- **REQUIRED WORK**
Return all of the material that follows, keeping each line exactly as it is.

- **EXERCISE DATA**
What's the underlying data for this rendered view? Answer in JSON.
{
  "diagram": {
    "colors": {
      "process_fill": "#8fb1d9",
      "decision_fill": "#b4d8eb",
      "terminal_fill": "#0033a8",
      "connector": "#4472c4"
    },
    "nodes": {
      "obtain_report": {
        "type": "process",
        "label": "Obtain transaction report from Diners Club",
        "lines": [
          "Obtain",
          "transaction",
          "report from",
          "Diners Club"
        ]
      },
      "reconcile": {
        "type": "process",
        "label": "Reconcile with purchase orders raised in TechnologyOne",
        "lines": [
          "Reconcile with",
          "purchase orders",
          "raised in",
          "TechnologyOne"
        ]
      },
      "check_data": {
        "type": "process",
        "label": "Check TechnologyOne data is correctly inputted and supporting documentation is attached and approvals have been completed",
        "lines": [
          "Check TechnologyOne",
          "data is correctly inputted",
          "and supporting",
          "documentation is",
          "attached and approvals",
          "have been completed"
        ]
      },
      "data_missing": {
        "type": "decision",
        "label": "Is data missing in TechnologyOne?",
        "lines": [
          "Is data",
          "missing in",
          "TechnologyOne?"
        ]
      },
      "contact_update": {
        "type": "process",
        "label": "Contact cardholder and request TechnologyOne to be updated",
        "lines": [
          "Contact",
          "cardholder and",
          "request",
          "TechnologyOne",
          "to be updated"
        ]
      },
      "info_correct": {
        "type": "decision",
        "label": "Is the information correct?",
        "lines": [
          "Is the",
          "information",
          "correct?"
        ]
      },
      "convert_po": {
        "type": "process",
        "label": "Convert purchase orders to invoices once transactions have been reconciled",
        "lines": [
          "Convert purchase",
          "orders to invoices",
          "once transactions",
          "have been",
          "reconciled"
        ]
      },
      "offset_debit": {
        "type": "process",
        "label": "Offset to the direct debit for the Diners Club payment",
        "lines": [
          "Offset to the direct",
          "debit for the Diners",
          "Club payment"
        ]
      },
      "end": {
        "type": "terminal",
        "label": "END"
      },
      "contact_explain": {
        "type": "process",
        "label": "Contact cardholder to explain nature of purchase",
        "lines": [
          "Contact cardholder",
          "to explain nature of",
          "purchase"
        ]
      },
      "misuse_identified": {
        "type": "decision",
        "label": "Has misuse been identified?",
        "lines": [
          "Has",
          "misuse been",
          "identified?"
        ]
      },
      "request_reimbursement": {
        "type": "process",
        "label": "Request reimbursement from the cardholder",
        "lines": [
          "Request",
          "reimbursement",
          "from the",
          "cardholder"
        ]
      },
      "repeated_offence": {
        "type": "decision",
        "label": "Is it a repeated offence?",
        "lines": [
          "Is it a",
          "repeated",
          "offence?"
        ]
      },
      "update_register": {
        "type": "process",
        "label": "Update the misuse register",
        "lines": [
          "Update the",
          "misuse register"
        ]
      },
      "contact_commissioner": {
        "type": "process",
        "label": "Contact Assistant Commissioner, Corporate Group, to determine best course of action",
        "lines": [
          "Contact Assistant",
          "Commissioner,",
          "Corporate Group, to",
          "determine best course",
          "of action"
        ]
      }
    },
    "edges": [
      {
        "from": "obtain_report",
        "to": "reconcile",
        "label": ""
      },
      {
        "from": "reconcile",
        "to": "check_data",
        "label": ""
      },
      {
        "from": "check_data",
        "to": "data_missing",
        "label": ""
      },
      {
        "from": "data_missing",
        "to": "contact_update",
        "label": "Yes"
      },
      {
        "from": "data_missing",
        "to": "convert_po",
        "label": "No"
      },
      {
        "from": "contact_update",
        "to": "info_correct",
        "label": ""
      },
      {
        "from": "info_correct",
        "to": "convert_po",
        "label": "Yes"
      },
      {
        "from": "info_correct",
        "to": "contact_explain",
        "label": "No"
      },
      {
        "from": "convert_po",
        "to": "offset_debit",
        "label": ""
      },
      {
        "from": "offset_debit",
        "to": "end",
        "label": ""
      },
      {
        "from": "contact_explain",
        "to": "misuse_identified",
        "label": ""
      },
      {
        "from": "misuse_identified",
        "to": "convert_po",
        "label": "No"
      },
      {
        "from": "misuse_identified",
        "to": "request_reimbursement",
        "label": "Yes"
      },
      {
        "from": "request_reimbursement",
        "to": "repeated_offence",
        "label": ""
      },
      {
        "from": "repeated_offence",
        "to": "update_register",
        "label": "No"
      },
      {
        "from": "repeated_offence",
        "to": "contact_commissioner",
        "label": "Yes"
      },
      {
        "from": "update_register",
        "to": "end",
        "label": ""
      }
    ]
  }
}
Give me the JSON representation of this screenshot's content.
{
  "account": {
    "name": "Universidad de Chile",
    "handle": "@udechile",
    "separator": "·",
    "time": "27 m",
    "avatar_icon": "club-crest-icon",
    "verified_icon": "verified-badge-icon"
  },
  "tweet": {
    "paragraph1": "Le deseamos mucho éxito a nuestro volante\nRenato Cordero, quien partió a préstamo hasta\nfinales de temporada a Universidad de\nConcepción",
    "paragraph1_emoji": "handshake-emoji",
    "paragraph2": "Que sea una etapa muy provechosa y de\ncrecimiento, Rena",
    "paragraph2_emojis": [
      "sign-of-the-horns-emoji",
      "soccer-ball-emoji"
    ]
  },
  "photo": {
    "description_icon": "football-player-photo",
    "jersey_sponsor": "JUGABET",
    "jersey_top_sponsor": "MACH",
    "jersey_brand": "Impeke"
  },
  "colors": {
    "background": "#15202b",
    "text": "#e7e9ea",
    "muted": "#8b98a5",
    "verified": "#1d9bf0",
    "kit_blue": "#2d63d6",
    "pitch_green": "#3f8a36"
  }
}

- **SOLUTION TO THIS TASK**
What's the underlying data for this rendered view? Answer in JSON.
{
  "diagram": {
    "colors": {
      "process_fill": "#8fb1d9",
      "decision_fill": "#b4d8eb",
      "terminal_fill": "#0033a8",
      "connector": "#4472c4"
    },
    "nodes": {
      "obtain_report": {
        "type": "process",
        "label": "Obtain transaction report from Diners Club",
        "lines": [
          "Obtain",
          "transaction",
          "report from",
          "Diners Club"
        ]
      },
      "reconcile": {
        "type": "process",
        "label": "Reconcile with purchase orders raised in TechnologyOne",
        "lines": [
          "Reconcile with",
          "purchase orders",
          "raised in",
          "TechnologyOne"
        ]
      },
      "check_data": {
        "type": "process",
        "label": "Check TechnologyOne data is correctly inputted and supporting documentation is attached and approvals have been completed",
        "lines": [
          "Check TechnologyOne",
          "data is correctly inputted",
          "and supporting",
          "documentation is",
          "attached and approvals",
          "have been completed"
        ]
      },
      "data_missing": {
        "type": "decision",
        "label": "Is data missing in TechnologyOne?",
        "lines": [
          "Is data",
          "missing in",
          "TechnologyOne?"
        ]
      },
      "contact_update": {
        "type": "process",
        "label": "Contact cardholder and request TechnologyOne to be updated",
        "lines": [
          "Contact",
          "cardholder and",
          "request",
          "TechnologyOne",
          "to be updated"
        ]
      },
      "info_correct": {
        "type": "decision",
        "label": "Is the information correct?",
        "lines": [
          "Is the",
          "information",
          "correct?"
        ]
      },
      "convert_po": {
        "type": "process",
        "label": "Convert purchase orders to invoices once transactions have been reconciled",
        "lines": [
          "Convert purchase",
          "orders to invoices",
          "once transactions",
          "have been",
          "reconciled"
        ]
      },
      "offset_debit": {
        "type": "process",
        "label": "Offset to the direct debit for the Diners Club payment",
        "lines": [
          "Offset to the direct",
          "debit for the Diners",
          "Club payment"
        ]
      },
      "end": {
        "type": "terminal",
        "label": "END"
      },
      "contact_explain": {
        "type": "process",
        "label": "Contact cardholder to explain nature of purchase",
        "lines": [
          "Contact cardholder",
          "to explain nature of",
          "purchase"
        ]
      },
      "misuse_identified": {
        "type": "decision",
        "label": "Has misuse been identified?",
        "lines": [
          "Has",
          "misuse been",
          "identified?"
        ]
      },
      "request_reimbursement": {
        "type": "process",
        "label": "Request reimbursement from the cardholder",
        "lines": [
          "Request",
          "reimbursement",
          "from the",
          "cardholder"
        ]
      },
      "repeated_offence": {
        "type": "decision",
        "label": "Is it a repeated offence?",
        "lines": [
          "Is it a",
          "repeated",
          "offence?"
        ]
      },
      "update_register": {
        "type": "process",
        "label": "Update the misuse register",
        "lines": [
          "Update the",
          "misuse register"
        ]
      },
      "contact_commissioner": {
        "type": "process",
        "label": "Contact Assistant Commissioner, Corporate Group, to determine best course of action",
        "lines": [
          "Contact Assistant",
          "Commissioner,",
          "Corporate Group, to",
          "determine best course",
          "of action"
        ]
      }
    },
    "edges": [
      {
        "from": "obtain_report",
        "to": "reconcile",
        "label": ""
      },
      {
        "from": "reconcile",
        "to": "check_data",
        "label": ""
      },
      {
        "from": "check_data",
        "to": "data_missing",
        "label": ""
      },
      {
        "from": "data_missing",
        "to": "contact_update",
        "label": "Yes"
      },
      {
        "from": "data_missing",
        "to": "convert_po",
        "label": "No"
      },
      {
        "from": "contact_update",
        "to": "info_correct",
        "label": ""
      },
      {
        "from": "info_correct",
        "to": "convert_po",
        "label": "Yes"
      },
      {
        "from": "info_correct",
        "to": "contact_explain",
        "label": "No"
      },
      {
        "from": "convert_po",
        "to": "offset_debit",
        "label": ""
      },
      {
        "from": "offset_debit",
        "to": "end",
        "label": ""
      },
      {
        "from": "contact_explain",
        "to": "misuse_identified",
        "label": ""
      },
      {
        "from": "misuse_identified",
        "to": "convert_po",
        "label": "No"
      },
      {
        "from": "misuse_identified",
        "to": "request_reimbursement",
        "label": "Yes"
      },
      {
        "from": "request_reimbursement",
        "to": "repeated_offence",
        "label": ""
      },
      {
        "from": "repeated_offence",
        "to": "update_register",
        "label": "No"
      },
      {
        "from": "repeated_offence",
        "to": "contact_commissioner",
        "label": "Yes"
      },
      {
        "from": "update_register",
        "to": "end",
        "label": ""
      }
    ]
  }
}
Give me the JSON representation of this screenshot's content.
{
  "account": {
    "name": "Universidad de Chile",
    "handle": "@udechile",
    "separator": "·",
    "time": "27 m",
    "avatar_icon": "club-crest-icon",
    "verified_icon": "verified-badge-icon"
  },
  "tweet": {
    "paragraph1": "Le deseamos mucho éxito a nuestro volante\nRenato Cordero, quien partió a préstamo hasta\nfinales de temporada a Universidad de\nConcepción",
    "paragraph1_emoji": "handshake-emoji",
    "paragraph2": "Que sea una etapa muy provechosa y de\ncrecimiento, Rena",
    "paragraph2_emojis": [
      "sign-of-the-horns-emoji",
      "soccer-ball-emoji"
    ]
  },
  "photo": {
    "description_icon": "football-player-photo",
    "jersey_sponsor": "JUGABET",
    "jersey_top_sponsor": "MACH",
    "jersey_brand": "Impeke"
  },
  "colors": {
    "background": "#15202b",
    "text": "#e7e9ea",
    "muted": "#8b98a5",
    "verified": "#1d9bf0",
    "kit_blue": "#2d63d6",
    "pitch_green": "#3f8a36"
  }
}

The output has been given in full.